  16. Oooh I just learned how to make invert syrup. What makes it different from simple syrup is you add acid (citric acid or cream of tartar) to the sugar and water mixture. It mixes and holds up better than simple syrup, probably why it’s in packets.

  17. Christine, it amazes me just how different Starbucks is around the world. I really like the design for the sugar packets you got a photo of!

  18. Love that photo of Cole yawning. I have never been a fan of Starbucks coffee, but while traveling in Latin America, I have begun to appreciate a place that will always have a comfortable feel and decent coffee (the kind that does not come in power form in a packet).

    With Starbucks, I always know what I’m getting.

  19. This says it all, ““No, it has too many calories! I’d have to run around all day…””

    And I am so impressed by how beautiful you have made a simple Starbucks look with your photographs. Bravo Christine!

  20. living in England as an American, I come to work with my starbucks every morning. and everyone views it as the American thing. :o). I LOVE IT!

  21. Hi! Newish reader here! I thought it was sort of interesting that you did a post about Starbucks, since I feel like it has such a negative connotation, especially for travelers who prefer local spots. I’m actually pretty ambivalent about it–on one hand, sometimes I seriously crave a massive soy latte, but on the other, I’m glad Starbucks hasn’t attempted to open a store in Zagreb. If they did, I’m not sure they’d stay in business–but I hope they never try. At any rate, for me, going to Starbucks outside the US is absolutely an attempt to get a dose of familiarity or comfort. When I’m home, though, I rarely patronize Starbucks. Funny, that.

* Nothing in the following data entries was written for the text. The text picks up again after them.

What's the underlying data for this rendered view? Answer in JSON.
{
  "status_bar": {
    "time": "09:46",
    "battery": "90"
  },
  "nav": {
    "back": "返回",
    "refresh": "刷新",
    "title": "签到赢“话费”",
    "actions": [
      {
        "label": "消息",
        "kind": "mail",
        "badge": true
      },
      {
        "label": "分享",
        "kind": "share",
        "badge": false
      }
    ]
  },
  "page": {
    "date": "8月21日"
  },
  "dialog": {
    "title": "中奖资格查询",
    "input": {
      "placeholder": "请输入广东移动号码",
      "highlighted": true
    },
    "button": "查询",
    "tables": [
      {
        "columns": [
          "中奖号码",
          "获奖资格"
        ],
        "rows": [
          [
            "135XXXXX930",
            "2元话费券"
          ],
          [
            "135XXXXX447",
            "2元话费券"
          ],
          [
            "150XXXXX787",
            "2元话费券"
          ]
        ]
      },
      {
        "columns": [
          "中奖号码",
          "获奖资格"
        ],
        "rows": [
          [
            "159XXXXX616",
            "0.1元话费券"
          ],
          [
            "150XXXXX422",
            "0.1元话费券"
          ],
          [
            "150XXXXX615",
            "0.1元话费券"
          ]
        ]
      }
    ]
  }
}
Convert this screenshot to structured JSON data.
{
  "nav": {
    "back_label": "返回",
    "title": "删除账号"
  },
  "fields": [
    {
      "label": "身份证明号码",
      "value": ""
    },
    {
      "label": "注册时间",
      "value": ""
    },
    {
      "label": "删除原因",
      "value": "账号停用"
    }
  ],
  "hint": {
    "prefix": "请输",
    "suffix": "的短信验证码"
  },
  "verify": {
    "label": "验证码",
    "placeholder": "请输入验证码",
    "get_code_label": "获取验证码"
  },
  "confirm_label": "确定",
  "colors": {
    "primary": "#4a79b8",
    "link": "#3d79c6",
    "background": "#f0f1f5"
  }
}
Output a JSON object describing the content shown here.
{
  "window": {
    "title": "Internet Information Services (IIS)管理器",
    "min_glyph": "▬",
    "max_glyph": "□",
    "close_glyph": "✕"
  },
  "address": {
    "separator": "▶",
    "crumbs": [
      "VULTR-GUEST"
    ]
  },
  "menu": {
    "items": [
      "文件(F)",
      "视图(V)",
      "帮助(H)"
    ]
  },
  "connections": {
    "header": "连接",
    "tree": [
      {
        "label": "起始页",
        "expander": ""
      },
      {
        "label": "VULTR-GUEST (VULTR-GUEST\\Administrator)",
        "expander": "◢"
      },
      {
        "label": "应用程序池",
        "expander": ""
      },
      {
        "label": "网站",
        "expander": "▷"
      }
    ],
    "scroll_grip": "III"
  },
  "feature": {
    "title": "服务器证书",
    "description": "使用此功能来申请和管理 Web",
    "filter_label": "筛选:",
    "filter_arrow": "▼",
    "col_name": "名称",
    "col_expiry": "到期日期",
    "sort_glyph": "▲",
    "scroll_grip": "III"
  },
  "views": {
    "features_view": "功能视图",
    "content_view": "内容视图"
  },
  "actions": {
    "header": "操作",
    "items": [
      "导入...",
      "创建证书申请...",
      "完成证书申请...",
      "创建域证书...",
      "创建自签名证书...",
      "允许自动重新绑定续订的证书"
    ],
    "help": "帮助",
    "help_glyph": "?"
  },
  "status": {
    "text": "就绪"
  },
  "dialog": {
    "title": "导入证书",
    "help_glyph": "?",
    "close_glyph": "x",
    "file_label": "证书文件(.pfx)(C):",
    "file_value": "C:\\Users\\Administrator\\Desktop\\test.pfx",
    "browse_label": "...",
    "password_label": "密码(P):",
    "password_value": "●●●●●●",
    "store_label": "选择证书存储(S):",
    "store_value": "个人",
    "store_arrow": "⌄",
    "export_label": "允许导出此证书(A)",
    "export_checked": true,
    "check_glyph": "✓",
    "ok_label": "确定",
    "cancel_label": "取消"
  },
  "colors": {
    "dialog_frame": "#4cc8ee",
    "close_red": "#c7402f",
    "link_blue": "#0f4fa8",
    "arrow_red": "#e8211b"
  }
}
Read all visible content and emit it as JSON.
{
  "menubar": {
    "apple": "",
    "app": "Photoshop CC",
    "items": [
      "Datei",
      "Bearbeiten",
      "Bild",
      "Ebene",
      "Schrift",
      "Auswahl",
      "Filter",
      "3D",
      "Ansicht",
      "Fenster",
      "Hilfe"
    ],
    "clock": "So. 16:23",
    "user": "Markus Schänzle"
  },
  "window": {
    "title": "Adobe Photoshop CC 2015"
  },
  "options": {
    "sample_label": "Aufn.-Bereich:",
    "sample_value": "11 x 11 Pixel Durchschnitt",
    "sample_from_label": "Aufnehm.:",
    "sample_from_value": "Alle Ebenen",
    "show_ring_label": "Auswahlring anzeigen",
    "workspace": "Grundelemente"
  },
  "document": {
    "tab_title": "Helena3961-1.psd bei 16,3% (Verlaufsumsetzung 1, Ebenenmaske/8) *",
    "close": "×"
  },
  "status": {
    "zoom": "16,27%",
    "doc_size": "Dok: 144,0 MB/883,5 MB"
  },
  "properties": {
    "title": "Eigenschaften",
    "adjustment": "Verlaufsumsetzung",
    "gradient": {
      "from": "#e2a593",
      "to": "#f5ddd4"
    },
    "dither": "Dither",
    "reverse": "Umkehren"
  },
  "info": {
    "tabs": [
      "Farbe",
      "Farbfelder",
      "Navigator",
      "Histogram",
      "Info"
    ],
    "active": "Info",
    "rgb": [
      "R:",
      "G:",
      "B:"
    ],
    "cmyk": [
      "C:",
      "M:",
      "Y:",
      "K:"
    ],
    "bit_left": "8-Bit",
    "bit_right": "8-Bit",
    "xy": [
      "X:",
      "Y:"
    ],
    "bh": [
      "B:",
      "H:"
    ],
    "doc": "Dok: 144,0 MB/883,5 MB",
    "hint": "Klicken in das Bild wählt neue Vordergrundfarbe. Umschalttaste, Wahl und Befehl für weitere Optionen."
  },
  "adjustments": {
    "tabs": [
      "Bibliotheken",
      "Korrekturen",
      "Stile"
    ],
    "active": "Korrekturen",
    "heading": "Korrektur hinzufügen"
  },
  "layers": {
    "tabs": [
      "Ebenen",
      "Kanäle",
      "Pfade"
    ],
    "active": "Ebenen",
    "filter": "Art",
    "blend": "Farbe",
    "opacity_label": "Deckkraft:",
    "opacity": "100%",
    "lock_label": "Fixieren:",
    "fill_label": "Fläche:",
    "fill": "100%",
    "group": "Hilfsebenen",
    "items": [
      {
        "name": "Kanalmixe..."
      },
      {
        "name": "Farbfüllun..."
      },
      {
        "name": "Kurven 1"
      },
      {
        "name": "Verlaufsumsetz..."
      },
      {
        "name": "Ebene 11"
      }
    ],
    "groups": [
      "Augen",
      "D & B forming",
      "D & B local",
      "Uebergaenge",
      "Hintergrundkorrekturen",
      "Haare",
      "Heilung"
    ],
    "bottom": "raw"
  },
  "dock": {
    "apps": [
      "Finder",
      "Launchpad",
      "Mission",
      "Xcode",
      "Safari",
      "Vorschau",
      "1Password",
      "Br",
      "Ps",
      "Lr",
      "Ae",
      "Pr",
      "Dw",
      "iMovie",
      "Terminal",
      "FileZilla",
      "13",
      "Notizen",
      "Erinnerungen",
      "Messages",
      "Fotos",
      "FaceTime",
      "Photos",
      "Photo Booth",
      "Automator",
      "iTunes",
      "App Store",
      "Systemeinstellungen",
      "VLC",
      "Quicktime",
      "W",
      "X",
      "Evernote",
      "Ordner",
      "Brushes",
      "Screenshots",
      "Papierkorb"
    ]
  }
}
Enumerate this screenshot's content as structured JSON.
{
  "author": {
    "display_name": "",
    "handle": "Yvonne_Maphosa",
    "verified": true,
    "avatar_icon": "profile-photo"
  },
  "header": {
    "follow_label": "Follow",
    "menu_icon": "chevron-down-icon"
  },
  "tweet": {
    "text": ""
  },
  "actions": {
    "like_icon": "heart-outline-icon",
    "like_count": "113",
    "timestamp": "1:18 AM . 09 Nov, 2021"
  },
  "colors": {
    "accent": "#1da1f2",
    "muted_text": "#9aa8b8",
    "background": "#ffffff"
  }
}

  22. I had a craving for an iced chai latte so I went to the nearest starbucks here in the Haidian district and they didn’t have it on the menu. I then asked and they weren’t familiar with it. Crapola!!

  23. Hello! Found this post when searching for why Starbucks in China give out sachets of invert syrup instead of just filling a bottle. Any ideas? If I remember correctly, the creamers are in thermos jugs, just like the US, so I can’t even guess that it’s for perceptions of sanitation (someone could tamper with a thermos jug as easily as a syrup bottle).

    • almostfearless

      Hmmm I’m not sure… maybe it’s not as popular to use, so it makes more sense to have packets than to prepare simple syrup on a daily basis? Curious though…